VIII. Mary Scalf, married James Caudill. They resided at Riceville, Kentucky. Children were Frank Caudill, married Rose Rice; Thomas, married Amy Conley; Archie, married Mary Hackworth; Cynthia, born Oct. 28, 1884, married William Howard; Elizabeth, born June 10, 1886, married Greeley Hackworth; John D. Caudill, married Dollie Conley; Sarah Alice, born Jan.14, 1881, died May 31, 1945, married Garfield Music, born Nov. 1, 1880. One son is Worth Music, married Darcus Montgomery. Children of Worth and Darcus are Tom Ed and Billy Worth. John D. Caudill was killed in the mines at Wayland, Ky., Nov. 5, 1951.


1. From THE SELLARDS THROUGH TWO CENTURIES, by Elias Howard Sellards, pages 65-66 we excerpt the following on John W. Sellards, Jr.: "John Sellards, Jr. (John W. Sellards), a grandson of Hezekiah, was born in Kentucky in 1798. Little is known of his personal life other than he lived in Floyd County near the Pike County border and in the neighborhood in which he was born. He is said to have taught school at some time in his life. Land records indicate he acquired considerable land. The earliest record that has been found of John Jr., by name is in the 1820 census of Floyd County, Kentucky. He was then married and had two daughters both under five years of age. His wife, Elizabeth Burchett, born in Virginia, was then twenty years old, being approximately twelve years younger than he. His will, made in 1888, indicates that his wife was then living. This will contains much of interest. He was still mentally alert at the age of ninety as shown by the detailed description of each parcel of land, marked by trees and bounded by old fields, drains, hollows, brooks, streams, ridges, and hilltops ..... The will of John W. Sellards, made December 9, 1888, was entered, following his death, as part of the Floyd County Court records February 11, 1889. It was recollected by Phoebe Alice Stratton Scalf (1864-1954), niece of John W. Sellards, that he was, always referred to as "Uncle Jackie." He was a small man and was crippled, by what cause Mrs. Scalf did not know. He had several children, besides Sarah Ann. Their names as best they can be ascertained were Elias (1834-1862), James (1835-1863), Martha, born 1838, Drury, born 1841, Lorena Jane, born 1843, Nancy F., born 1846, John W. born 1849, William Benjamin, born 1850, Burrell Jefferson, born 1852, Elizabeth, born 1855. Others, not mentioned in his will were Andrew, Polly, Margaret, Alice and Katherine.

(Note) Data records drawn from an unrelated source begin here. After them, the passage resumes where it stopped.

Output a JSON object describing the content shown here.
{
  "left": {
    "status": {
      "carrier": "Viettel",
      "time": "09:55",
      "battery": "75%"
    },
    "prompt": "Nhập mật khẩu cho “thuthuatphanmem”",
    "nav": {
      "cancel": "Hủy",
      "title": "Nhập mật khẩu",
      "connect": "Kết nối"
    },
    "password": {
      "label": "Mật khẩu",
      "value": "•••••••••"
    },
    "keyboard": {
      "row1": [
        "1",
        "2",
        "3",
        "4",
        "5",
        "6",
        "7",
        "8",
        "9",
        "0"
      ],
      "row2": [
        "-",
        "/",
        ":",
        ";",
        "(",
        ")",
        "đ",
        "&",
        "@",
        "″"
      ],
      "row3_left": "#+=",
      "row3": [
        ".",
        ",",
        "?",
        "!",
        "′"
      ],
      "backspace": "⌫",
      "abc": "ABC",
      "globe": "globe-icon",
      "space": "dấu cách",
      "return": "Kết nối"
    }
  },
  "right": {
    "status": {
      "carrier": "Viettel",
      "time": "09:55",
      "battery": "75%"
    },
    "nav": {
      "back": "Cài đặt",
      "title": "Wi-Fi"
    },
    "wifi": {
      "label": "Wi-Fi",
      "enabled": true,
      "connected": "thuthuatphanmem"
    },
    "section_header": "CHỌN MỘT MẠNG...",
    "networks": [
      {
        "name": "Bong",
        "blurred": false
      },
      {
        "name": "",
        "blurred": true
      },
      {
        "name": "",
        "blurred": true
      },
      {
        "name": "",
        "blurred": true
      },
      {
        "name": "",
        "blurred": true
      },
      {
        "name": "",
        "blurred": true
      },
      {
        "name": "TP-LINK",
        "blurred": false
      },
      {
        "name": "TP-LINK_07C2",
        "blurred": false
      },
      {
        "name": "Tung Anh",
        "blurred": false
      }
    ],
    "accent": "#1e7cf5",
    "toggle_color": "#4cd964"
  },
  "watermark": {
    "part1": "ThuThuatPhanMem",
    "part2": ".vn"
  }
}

2. Archibald Scalf was awarded a Confederate pension by Kentucky in 1913, effective July 30, 1912. The pension certificate for $10 per month, to be paid quarterly, was signed by J. Tandy Ellis, Adjutant-General, and W.J. Stone, Examiner of Pensions. The certificate was number 1179. Archibald's address then was Brandy Keg, Ky., which served the lower Johns Creek area near Dick's Creek.

3. See section of John Henry Scalf and Clarinda Scalf descendants.

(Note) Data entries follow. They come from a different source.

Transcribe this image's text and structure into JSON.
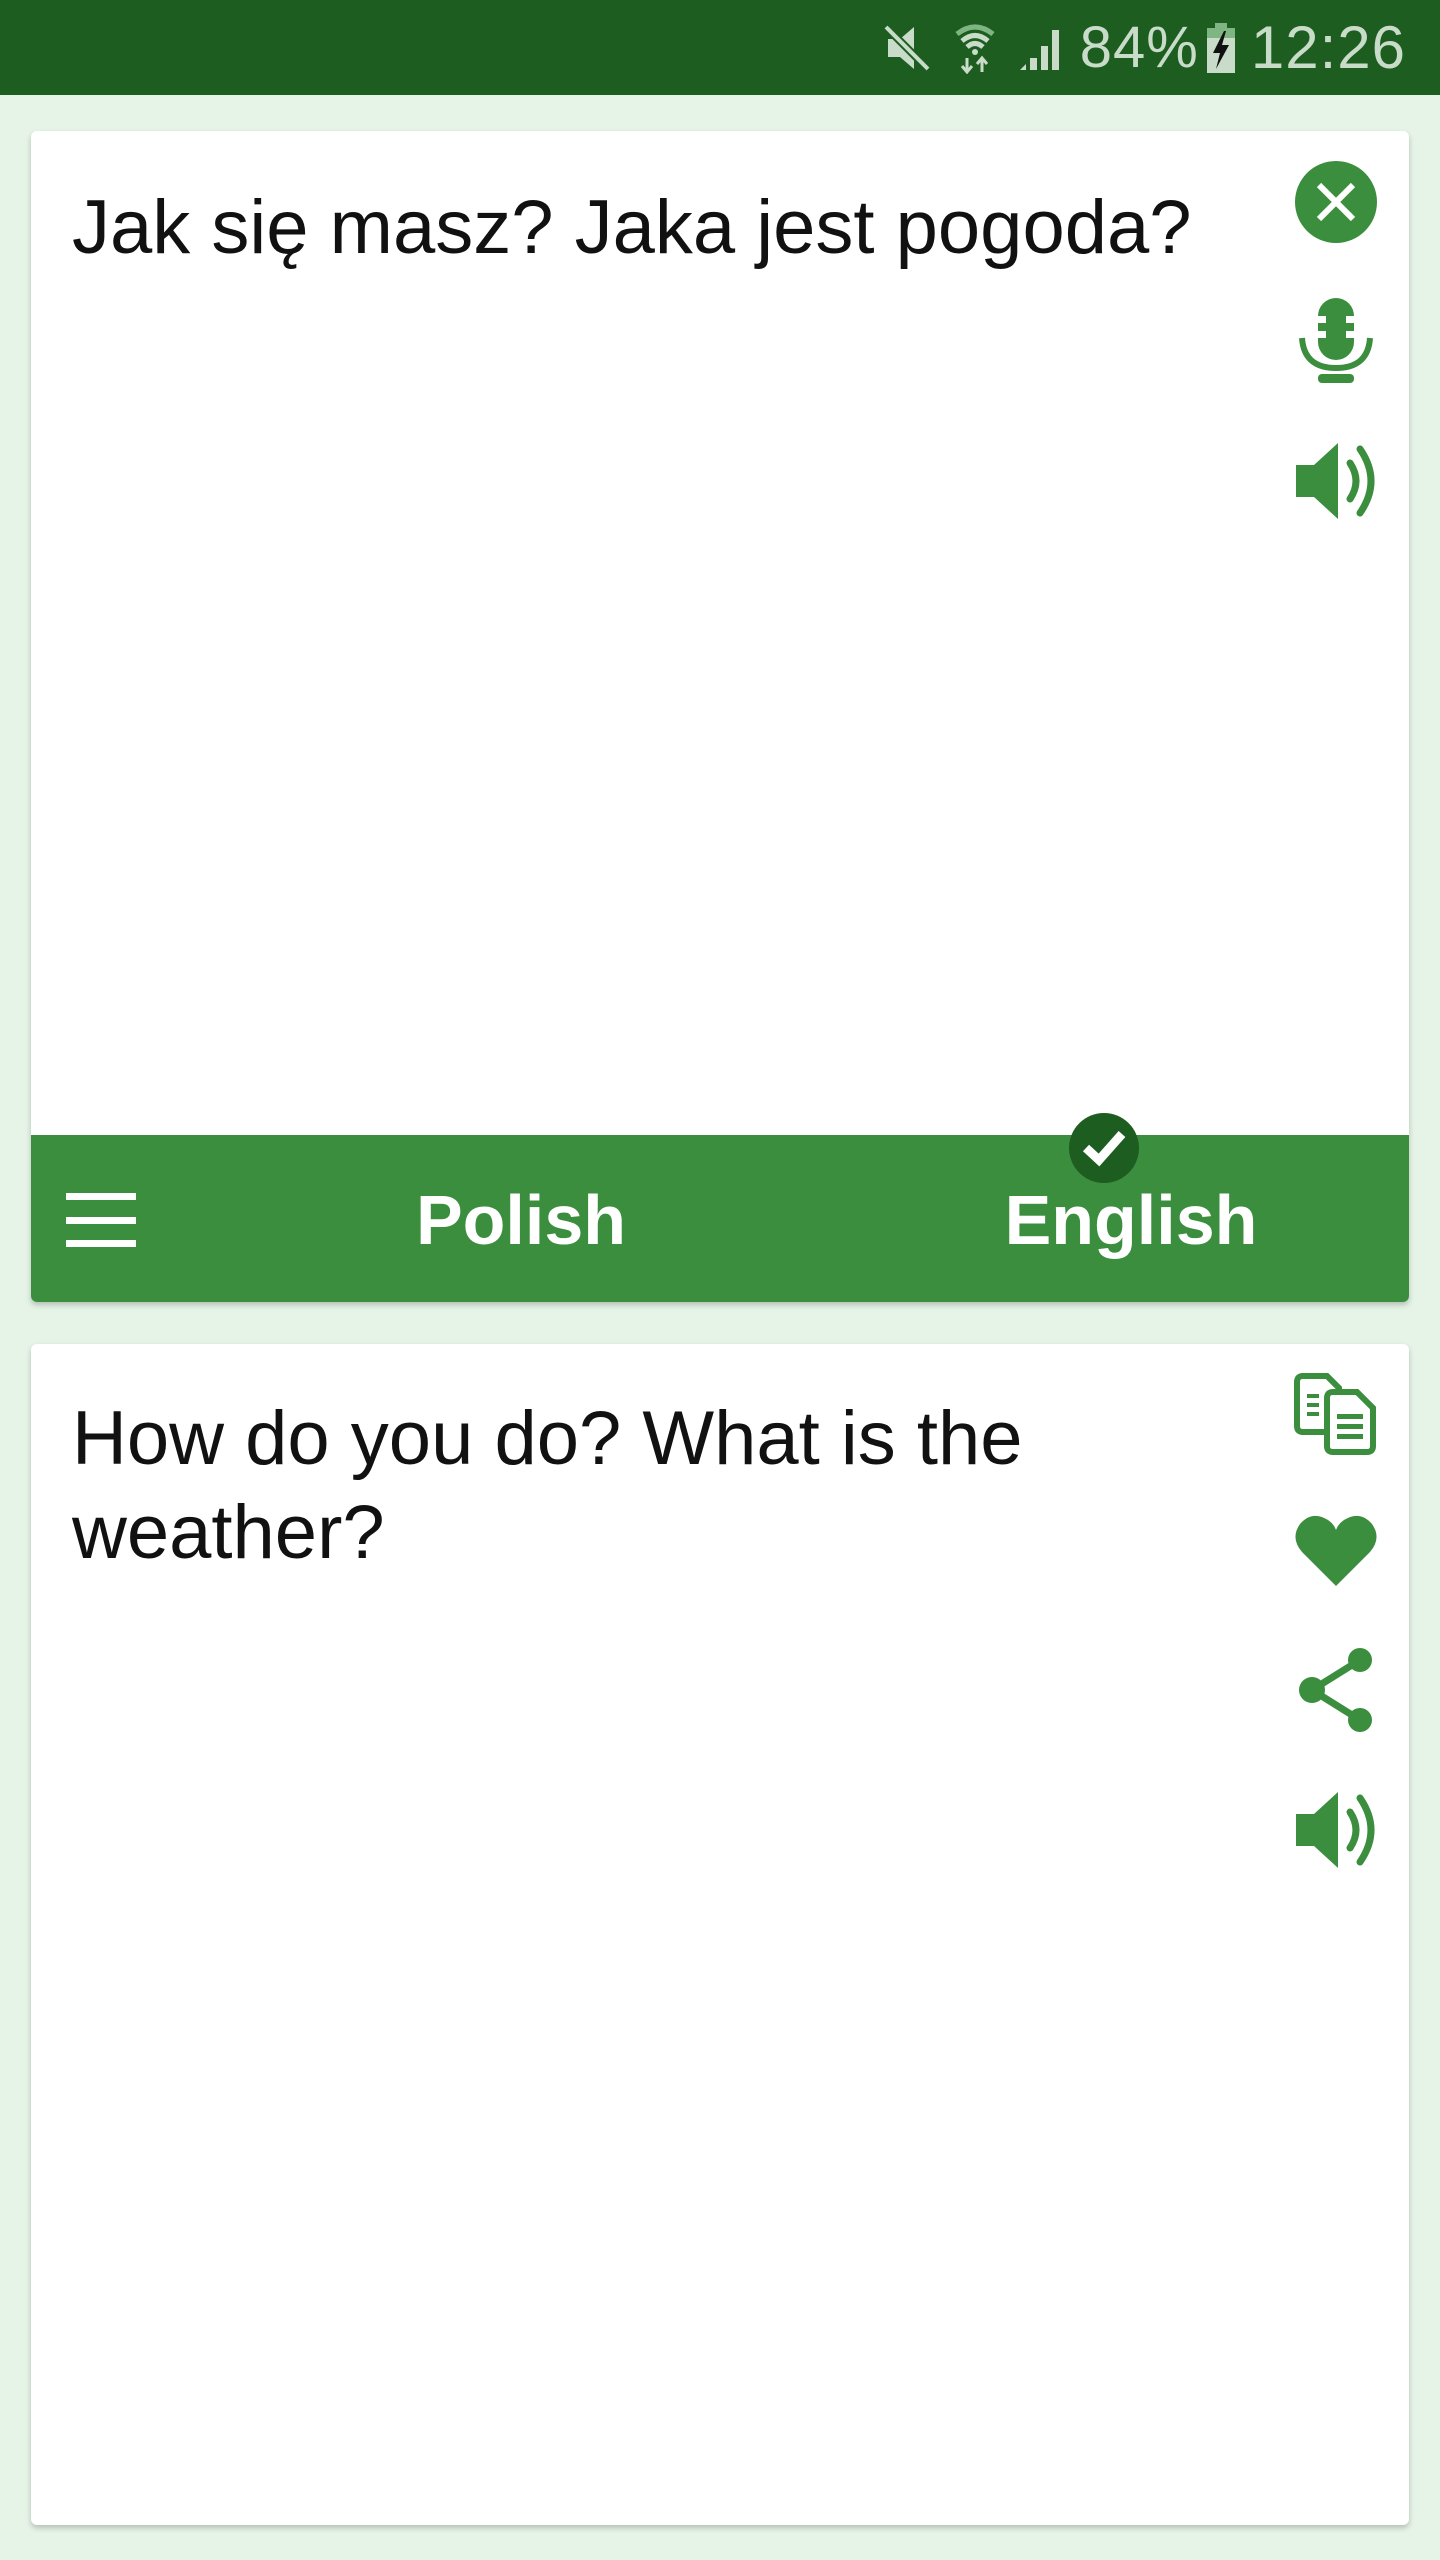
{
  "status_bar": {
    "icons": [
      "mute-icon",
      "wifi-icon",
      "signal-icon",
      "battery-charging-icon"
    ],
    "battery_percent": "84%",
    "time": "12:26"
  },
  "source_panel": {
    "text": "Jak się masz? Jaka jest pogoda?",
    "actions": [
      {
        "name": "clear",
        "icon": "close-circle-icon"
      },
      {
        "name": "voice-input",
        "icon": "microphone-icon"
      },
      {
        "name": "speak",
        "icon": "speaker-icon"
      }
    ]
  },
  "language_bar": {
    "menu_icon": "hamburger-menu-icon",
    "source_language": "Polish",
    "target_language": "English",
    "selected_indicator_icon": "checkmark-icon"
  },
  "target_panel": {
    "text": "How do you do? What is the weather?",
    "actions": [
      {
        "name": "copy",
        "icon": "copy-icon"
      },
      {
        "name": "favorite",
        "icon": "heart-icon"
      },
      {
        "name": "share",
        "icon": "share-icon"
      },
      {
        "name": "speak",
        "icon": "speaker-icon"
      }
    ]
  },
  "colors": {
    "status_bar": "#1d5e20",
    "accent": "#3c8e3f",
    "background": "#e6f4e8",
    "card": "#ffffff",
    "text": "#111111"
  }
}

4. Recalled by Mrs. Dove Butler Collins, who was reared near Dick's Creek.

5. Levi Strickland, oldest man in Eastern Kentucky at the time of his death, Feb. 29, 1964, was born November 15, 1860, at Clendennin, West Virginia, a son of Stephen and Barbara Auxier Strickland. He came to Kentucky when 25 years old and engaged in farming and logging on Johns Creek. In later life he removed to Prestonsburg vicinity. He was buried in the Strickland family cemetery near East Point, Kentucky.